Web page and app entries
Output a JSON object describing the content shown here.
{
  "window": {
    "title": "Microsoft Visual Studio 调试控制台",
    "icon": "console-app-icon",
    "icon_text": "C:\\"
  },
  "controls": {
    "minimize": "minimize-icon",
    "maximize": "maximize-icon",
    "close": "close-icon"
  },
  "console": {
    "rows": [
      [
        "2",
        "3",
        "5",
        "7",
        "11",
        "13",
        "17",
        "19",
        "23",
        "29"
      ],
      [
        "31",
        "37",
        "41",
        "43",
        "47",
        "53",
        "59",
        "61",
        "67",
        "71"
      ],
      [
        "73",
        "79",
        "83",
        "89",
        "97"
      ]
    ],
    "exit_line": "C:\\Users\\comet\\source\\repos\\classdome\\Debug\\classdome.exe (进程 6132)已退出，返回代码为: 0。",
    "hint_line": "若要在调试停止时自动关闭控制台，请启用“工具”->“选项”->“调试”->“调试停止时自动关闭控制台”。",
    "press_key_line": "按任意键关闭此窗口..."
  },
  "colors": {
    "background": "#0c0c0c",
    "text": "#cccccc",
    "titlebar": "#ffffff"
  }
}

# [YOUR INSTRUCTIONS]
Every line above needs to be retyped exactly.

# [EXERCISE RESULT]
Output a JSON object describing the content shown here.
{
  "window": {
    "title": "Microsoft Visual Studio 调试控制台",
    "icon": "console-app-icon",
    "icon_text": "C:\\"
  },
  "controls": {
    "minimize": "minimize-icon",
    "maximize": "maximize-icon",
    "close": "close-icon"
  },
  "console": {
    "rows": [
      [
        "2",
        "3",
        "5",
        "7",
        "11",
        "13",
        "17",
        "19",
        "23",
        "29"
      ],
      [
        "31",
        "37",
        "41",
        "43",
        "47",
        "53",
        "59",
        "61",
        "67",
        "71"
      ],
      [
        "73",
        "79",
        "83",
        "89",
        "97"
      ]
    ],
    "exit_line": "C:\\Users\\comet\\source\\repos\\classdome\\Debug\\classdome.exe (进程 6132)已退出，返回代码为: 0。",
    "hint_line": "若要在调试停止时自动关闭控制台，请启用“工具”->“选项”->“调试”->“调试停止时自动关闭控制台”。",
    "press_key_line": "按任意键关闭此窗口..."
  },
  "colors": {
    "background": "#0c0c0c",
    "text": "#cccccc",
    "titlebar": "#ffffff"
  }
}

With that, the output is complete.